*** SOURCE DATA Section Begins ***
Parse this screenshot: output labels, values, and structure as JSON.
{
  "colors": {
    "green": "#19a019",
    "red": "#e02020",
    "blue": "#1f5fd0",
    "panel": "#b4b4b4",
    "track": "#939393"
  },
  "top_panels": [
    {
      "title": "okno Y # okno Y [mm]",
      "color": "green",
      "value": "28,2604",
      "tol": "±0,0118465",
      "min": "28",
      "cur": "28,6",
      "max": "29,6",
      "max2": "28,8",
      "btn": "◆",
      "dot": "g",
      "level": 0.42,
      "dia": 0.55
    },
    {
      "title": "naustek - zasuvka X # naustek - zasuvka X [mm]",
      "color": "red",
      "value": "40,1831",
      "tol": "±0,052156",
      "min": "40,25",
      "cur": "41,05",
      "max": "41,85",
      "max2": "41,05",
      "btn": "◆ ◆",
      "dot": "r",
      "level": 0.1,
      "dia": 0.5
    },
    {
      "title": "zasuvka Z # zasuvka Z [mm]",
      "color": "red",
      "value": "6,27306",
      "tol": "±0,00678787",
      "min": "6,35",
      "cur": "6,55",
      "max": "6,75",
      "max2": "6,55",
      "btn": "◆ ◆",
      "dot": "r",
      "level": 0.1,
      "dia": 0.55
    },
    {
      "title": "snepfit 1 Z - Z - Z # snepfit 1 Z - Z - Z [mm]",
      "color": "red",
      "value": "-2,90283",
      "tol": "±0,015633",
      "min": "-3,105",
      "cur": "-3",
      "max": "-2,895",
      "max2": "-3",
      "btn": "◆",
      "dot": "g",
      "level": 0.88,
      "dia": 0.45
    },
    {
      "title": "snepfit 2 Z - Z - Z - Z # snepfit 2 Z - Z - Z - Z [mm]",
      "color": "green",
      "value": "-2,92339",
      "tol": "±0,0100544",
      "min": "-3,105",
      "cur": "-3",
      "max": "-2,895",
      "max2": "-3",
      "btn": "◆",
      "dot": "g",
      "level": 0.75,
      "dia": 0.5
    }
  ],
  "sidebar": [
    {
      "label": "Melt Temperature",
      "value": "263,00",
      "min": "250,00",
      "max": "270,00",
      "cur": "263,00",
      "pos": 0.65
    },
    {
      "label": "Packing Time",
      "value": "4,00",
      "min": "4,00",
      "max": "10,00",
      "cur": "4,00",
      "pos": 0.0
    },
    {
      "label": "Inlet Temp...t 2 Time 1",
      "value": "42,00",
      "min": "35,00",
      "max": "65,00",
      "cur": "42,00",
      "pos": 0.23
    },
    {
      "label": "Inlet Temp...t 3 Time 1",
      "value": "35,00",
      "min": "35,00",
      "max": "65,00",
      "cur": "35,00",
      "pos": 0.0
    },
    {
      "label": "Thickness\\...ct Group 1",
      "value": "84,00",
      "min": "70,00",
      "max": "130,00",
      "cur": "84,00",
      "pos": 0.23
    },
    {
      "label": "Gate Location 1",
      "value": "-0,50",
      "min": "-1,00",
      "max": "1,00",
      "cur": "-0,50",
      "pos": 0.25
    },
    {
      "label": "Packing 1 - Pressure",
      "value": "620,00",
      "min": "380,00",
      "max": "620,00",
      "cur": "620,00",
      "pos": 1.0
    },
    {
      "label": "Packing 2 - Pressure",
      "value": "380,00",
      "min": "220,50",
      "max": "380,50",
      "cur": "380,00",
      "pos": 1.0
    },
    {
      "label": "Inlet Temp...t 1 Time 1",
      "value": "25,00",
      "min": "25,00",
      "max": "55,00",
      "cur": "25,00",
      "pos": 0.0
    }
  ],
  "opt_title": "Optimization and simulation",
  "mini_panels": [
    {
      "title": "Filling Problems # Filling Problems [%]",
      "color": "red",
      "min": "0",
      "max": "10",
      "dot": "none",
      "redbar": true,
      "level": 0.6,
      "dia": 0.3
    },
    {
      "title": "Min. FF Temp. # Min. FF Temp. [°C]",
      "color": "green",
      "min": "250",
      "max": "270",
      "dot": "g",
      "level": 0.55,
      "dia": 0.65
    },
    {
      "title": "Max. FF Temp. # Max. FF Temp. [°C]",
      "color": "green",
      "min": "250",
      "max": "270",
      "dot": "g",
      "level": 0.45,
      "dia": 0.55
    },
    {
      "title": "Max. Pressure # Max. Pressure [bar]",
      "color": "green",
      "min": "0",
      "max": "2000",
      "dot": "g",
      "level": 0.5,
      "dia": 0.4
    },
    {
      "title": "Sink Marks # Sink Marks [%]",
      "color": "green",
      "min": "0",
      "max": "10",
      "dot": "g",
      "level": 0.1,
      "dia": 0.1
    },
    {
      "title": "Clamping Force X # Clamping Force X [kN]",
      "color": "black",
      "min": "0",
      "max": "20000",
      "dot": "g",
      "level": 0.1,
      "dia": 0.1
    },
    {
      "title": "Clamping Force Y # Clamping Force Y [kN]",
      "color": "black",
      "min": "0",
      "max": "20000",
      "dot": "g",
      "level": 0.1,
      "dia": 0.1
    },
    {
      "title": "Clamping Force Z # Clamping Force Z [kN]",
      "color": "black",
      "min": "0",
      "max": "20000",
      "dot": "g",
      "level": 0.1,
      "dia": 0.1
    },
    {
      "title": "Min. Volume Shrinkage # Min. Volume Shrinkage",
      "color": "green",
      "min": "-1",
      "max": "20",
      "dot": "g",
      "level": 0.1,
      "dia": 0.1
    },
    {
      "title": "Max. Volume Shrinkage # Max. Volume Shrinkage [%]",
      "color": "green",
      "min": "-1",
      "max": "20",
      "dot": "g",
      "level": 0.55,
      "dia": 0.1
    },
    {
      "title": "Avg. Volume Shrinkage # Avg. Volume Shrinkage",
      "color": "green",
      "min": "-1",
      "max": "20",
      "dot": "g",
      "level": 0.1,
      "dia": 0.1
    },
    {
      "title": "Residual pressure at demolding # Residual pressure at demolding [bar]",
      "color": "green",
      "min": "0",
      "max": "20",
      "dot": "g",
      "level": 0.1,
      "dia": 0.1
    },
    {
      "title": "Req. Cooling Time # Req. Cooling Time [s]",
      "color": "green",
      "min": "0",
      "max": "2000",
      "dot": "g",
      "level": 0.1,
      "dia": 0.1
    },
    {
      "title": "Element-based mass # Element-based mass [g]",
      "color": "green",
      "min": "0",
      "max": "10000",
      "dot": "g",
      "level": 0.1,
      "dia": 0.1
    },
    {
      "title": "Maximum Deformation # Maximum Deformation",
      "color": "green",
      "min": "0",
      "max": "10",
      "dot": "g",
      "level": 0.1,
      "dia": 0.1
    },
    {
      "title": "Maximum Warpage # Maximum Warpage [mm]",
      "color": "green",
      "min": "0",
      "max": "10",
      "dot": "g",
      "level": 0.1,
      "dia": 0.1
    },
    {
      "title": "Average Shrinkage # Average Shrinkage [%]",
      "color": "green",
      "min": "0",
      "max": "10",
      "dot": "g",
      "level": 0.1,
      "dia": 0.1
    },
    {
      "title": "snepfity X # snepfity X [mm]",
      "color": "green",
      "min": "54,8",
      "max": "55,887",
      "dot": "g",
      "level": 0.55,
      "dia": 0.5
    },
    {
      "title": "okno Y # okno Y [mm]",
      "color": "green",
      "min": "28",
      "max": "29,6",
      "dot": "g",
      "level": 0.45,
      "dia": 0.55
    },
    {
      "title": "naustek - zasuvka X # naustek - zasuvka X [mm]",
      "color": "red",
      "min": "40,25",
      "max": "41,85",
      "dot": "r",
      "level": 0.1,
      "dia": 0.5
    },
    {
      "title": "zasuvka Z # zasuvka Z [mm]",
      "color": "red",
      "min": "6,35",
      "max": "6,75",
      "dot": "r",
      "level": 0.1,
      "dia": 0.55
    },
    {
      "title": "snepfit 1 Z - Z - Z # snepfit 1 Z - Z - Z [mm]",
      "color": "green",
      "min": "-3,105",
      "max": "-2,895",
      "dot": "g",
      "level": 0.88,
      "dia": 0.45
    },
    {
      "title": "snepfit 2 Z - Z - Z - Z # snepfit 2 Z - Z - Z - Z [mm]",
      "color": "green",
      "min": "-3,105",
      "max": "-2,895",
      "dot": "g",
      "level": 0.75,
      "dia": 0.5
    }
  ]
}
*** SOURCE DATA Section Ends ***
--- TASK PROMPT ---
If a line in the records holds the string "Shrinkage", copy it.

--- EXERCISE RESULT ---
      "title": "Min. Volume Shrinkage # Min. Volume Shrinkage",
      "title": "Max. Volume Shrinkage # Max. Volume Shrinkage [%]",
      "title": "Avg. Volume Shrinkage # Avg. Volume Shrinkage",
      "title": "Average Shrinkage # Average Shrinkage [%]",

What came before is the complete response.